---- — Naysayers who think Port Huron is on the road to ruin might be profoundly mistaken, but they have a right to their opinion.
What makes that view virtually impossible to consider seriously is their attempts to compare Port Huron to Detroit. The two cities have little in common.
Detroit is a major American city — Michigan’s largest — with more than 700,000 residents. Port Huron’s population is about 30,000.
The challenges the Motor City faces — a high crime rate, chronic unemployment and impending bankruptcy — are daunting, and they dwarf the problems of Port Huron.
Either an extraordinarily kind of ambition or profound delusion would prompt anyone to compare the problems of Detroit to those of Port Huron. Nevertheless, “Little Detroit” is a derogatory term trotted out whenever a horrific crime is committed or fears that Port Huron is a mecca for legions of the poor and destitute who migrate for its supposed wealth of services that assist them.
The latter is fueled with anecdotes and no hard facts. But Port Huron’s public safety is easily documented.
When it comes to violent crime, Port Huron’s rate isn’t in Detroit’s league. In 2011, the FBI reported Detroit’s had more than 21 violent crimes per 1,000 residents. Flint’s rate was more than 23 per 1,000 residents.
Port Huron had barely fewer than seven violent crimes per 1,000 people in 2011 — and the rate has been declining since 2006, when the city had nine violent crimes per 1,000 residents.
Battle Creek had 9.2 violent crimes per 1,000 people, according to the FBI. Lansing had 10.2 per 1,000.
That’s not to say Port Huron doesn’t have a crime problem. It does. But threats to public safety are far from the crisis levels Detroit and other troubled Michigan cities endure.
The first step for any community is to accurately identify the problem it faces. Port Huron appears to have a credible assessment of its crime problem and is taking steps to address it.
The city’s community policing program is building a strong alliance between neighborhoods and police. The cooperation promises to help prevent crime and keep it from becoming the problem it is in some of Michigan’s larger cities.

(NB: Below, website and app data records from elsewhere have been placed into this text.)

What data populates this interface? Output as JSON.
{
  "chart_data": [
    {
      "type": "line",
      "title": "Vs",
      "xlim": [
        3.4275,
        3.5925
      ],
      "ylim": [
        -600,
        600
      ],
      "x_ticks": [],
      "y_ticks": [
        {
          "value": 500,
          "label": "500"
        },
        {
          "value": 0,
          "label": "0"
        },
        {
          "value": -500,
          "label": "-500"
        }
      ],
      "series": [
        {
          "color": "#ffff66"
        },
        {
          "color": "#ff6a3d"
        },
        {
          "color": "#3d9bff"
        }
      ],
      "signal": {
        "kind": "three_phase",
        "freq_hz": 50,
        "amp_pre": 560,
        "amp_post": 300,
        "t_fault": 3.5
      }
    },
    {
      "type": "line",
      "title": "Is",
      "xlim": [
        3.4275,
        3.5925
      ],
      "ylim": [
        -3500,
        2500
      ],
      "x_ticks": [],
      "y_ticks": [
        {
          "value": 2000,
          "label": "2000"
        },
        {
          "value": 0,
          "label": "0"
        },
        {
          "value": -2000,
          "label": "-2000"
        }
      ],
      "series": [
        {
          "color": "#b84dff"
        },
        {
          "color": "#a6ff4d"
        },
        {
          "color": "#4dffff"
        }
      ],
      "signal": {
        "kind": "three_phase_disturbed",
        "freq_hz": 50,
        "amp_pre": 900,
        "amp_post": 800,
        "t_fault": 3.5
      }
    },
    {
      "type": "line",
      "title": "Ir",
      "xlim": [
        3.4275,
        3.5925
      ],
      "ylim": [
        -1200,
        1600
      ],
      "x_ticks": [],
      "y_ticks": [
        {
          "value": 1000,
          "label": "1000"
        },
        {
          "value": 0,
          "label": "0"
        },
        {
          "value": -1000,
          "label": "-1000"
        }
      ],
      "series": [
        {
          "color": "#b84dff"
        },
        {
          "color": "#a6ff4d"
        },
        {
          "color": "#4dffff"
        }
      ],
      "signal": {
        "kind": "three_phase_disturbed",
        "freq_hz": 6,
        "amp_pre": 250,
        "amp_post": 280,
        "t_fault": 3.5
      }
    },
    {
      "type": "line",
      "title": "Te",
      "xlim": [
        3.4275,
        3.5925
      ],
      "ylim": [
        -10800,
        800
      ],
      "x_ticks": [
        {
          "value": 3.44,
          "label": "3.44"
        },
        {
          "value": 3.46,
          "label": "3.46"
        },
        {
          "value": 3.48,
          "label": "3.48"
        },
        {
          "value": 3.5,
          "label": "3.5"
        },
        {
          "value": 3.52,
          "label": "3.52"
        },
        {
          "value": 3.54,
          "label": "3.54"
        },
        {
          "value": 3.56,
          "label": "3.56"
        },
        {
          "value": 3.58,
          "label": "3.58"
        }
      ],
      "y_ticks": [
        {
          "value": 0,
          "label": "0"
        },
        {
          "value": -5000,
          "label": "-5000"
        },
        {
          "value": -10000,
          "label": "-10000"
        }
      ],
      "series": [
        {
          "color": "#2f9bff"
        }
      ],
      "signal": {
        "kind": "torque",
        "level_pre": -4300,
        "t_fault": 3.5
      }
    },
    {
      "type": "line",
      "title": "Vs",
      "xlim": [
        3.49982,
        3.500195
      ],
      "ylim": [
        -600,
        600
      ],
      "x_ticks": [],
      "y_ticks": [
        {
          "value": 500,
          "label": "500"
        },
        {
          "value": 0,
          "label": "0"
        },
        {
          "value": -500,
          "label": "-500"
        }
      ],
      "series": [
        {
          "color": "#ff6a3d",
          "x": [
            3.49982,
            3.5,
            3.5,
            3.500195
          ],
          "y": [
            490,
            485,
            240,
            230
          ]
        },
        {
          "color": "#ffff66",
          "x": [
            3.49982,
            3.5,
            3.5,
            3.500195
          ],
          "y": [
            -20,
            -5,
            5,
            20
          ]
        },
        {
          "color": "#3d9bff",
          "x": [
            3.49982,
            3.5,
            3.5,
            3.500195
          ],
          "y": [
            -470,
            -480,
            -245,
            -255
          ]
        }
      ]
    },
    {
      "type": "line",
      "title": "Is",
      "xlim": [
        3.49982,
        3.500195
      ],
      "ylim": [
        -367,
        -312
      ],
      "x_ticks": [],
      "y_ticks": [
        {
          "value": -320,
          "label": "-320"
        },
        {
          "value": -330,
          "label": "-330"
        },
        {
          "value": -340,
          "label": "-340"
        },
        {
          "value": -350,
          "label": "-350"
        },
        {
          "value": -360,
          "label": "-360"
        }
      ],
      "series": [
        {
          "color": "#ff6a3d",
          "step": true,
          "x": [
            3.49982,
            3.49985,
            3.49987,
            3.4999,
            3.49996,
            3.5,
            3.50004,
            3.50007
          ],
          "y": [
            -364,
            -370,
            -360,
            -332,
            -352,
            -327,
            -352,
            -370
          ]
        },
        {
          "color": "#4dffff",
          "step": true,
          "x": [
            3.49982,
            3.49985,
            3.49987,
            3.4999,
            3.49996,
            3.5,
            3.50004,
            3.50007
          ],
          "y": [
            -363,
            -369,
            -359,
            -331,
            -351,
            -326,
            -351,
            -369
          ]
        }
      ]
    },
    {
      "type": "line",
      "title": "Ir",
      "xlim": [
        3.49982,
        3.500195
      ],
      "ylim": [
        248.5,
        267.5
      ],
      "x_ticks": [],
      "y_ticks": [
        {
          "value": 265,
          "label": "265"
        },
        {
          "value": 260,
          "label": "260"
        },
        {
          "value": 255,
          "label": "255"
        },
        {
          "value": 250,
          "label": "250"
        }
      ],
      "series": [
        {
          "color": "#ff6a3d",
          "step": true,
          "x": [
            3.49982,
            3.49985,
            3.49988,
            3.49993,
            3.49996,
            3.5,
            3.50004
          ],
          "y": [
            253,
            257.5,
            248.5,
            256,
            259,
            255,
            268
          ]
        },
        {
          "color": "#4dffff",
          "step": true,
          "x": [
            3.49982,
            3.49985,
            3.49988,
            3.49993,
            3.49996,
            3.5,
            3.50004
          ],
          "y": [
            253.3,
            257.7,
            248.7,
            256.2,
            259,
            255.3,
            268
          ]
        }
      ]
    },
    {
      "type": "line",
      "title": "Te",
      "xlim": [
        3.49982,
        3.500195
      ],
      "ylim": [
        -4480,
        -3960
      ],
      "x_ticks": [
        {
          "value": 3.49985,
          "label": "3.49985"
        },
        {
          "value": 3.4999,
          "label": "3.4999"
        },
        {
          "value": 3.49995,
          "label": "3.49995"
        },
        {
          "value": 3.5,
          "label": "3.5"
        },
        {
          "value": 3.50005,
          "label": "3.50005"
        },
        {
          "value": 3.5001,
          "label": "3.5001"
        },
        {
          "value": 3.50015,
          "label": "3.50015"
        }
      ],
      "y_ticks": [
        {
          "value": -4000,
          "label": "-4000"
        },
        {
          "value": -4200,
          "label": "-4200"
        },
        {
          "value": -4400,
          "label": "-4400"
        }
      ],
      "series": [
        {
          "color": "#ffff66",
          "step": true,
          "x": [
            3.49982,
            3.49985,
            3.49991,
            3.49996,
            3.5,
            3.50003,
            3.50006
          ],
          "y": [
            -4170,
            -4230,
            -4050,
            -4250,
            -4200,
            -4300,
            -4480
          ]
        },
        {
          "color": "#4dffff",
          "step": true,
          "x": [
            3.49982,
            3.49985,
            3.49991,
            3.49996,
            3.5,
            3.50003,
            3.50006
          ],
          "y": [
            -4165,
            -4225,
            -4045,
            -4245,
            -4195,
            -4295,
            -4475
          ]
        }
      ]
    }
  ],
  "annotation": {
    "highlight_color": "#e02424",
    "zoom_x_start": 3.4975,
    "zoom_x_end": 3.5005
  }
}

Port Huron is far from doomed. It is a city with work required to reach its potential.
Port Huron is no “Little Detroit.” The obstacles it faces aren’t small, but they ought to be identified accurately.
Times Herald, Port Huron